Filter the entries, keeping every line with the string "object".

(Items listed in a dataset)

<<<<

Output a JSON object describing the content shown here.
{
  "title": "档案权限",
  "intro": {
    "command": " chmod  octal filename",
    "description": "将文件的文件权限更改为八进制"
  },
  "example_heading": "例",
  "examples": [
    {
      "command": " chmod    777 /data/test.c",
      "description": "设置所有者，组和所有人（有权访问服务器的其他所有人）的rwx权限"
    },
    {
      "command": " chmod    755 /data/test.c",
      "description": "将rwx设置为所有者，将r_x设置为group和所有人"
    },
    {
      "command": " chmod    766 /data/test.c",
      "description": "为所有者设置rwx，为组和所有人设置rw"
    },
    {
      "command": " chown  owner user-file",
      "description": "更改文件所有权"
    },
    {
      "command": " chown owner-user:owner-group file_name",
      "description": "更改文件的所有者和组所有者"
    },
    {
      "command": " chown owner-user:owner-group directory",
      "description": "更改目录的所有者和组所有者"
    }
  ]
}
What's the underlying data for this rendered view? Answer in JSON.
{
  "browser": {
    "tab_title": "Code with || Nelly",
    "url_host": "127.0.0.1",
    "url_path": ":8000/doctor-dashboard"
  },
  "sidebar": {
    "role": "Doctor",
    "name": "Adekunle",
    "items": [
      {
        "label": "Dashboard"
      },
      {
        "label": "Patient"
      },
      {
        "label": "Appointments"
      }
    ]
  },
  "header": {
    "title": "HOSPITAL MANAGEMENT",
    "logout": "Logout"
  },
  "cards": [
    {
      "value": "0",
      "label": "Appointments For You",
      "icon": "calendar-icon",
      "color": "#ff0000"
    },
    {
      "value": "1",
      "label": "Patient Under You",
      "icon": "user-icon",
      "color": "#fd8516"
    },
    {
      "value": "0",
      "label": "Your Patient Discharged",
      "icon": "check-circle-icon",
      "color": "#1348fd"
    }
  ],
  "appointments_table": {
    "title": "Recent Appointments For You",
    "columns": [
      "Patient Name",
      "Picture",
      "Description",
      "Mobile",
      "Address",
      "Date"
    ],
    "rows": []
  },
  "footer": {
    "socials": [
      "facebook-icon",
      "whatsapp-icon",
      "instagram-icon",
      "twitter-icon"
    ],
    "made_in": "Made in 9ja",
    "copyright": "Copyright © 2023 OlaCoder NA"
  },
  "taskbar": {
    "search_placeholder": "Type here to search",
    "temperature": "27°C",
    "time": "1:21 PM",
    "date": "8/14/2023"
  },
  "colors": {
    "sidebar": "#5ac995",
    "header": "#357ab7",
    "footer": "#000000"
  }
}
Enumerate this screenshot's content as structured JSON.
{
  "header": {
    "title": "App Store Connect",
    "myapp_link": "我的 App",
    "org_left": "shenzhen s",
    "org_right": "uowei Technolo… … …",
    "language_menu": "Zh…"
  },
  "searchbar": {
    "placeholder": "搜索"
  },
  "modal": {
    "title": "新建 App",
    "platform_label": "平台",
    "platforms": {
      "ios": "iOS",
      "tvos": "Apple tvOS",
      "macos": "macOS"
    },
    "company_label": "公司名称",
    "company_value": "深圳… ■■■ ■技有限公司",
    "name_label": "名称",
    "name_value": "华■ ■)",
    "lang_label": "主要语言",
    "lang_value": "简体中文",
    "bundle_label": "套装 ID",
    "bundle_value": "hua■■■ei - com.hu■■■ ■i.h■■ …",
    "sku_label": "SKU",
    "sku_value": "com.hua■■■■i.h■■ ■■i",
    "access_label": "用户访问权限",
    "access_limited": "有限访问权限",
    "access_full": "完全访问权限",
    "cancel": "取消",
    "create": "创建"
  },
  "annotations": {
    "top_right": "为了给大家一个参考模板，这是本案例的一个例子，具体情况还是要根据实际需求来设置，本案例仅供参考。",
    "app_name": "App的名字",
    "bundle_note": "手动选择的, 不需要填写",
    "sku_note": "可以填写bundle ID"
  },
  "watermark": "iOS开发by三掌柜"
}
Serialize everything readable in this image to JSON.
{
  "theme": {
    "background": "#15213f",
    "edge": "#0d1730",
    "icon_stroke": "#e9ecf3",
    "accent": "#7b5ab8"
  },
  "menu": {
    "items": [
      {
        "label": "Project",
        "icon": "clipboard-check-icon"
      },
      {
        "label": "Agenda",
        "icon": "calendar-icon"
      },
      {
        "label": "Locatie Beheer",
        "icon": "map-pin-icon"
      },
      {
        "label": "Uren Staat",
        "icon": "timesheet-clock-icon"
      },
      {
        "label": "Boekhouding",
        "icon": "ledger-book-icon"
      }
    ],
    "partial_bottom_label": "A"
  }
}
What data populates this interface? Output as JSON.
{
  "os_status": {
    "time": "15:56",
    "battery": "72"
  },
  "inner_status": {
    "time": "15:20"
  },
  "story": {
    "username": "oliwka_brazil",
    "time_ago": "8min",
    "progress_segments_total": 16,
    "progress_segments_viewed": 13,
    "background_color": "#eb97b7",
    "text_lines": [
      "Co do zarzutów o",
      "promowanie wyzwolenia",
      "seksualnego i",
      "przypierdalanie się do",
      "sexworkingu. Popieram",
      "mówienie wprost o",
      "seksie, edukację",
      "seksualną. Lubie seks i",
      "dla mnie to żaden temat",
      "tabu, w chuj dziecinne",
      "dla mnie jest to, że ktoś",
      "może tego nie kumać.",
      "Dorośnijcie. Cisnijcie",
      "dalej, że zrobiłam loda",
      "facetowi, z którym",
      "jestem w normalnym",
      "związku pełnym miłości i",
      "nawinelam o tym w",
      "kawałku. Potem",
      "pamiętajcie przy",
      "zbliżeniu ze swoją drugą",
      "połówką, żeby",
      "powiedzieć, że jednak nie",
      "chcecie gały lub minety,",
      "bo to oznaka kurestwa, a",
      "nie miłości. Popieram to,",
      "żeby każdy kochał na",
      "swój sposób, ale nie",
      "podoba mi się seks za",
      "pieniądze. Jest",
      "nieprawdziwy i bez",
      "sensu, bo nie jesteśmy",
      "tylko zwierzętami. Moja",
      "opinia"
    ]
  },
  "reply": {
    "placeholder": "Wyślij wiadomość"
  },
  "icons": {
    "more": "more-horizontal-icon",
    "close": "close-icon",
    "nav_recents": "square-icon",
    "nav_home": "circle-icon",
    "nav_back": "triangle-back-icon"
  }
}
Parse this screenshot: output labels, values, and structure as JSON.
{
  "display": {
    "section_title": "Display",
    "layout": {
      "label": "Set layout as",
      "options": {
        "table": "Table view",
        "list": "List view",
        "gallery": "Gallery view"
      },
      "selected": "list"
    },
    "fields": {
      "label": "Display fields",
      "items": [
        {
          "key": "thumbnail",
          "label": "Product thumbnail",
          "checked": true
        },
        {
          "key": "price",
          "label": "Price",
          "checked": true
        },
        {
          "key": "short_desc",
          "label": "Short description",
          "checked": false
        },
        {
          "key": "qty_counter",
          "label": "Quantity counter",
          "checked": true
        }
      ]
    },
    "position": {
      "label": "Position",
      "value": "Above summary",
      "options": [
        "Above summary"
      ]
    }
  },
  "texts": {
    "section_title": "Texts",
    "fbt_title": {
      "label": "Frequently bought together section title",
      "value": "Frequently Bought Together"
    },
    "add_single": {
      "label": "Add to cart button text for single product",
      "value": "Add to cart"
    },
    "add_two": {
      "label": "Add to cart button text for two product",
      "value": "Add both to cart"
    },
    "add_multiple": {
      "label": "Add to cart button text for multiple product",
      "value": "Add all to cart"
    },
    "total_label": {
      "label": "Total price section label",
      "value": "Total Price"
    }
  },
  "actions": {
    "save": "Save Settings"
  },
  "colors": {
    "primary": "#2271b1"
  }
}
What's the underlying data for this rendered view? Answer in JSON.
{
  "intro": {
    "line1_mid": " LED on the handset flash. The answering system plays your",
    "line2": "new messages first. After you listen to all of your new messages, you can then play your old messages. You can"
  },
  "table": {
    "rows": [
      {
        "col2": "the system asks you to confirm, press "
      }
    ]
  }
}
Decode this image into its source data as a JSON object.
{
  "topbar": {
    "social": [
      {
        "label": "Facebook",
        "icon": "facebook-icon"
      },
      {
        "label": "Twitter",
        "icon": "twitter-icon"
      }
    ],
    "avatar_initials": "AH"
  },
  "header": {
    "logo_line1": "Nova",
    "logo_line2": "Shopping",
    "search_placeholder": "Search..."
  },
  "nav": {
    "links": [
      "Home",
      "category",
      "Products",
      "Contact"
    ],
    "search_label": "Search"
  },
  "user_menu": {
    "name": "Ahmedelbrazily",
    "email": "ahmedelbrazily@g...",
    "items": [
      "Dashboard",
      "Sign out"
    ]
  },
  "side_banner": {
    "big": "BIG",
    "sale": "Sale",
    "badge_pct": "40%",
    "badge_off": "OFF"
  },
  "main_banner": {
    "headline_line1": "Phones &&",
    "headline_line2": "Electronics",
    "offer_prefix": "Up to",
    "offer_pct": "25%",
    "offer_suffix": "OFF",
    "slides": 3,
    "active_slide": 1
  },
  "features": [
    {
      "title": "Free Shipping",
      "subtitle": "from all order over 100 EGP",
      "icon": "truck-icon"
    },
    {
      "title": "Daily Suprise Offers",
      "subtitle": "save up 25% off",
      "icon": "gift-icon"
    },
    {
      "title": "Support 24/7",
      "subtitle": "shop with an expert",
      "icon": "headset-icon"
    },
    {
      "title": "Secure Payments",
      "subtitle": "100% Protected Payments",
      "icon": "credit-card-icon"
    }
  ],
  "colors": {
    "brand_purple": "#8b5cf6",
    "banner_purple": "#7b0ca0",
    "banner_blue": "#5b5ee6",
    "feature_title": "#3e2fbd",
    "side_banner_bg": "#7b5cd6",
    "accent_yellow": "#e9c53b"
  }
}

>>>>

Response —
Output a JSON object describing the content shown here.
Decode this image into its source data as a JSON object.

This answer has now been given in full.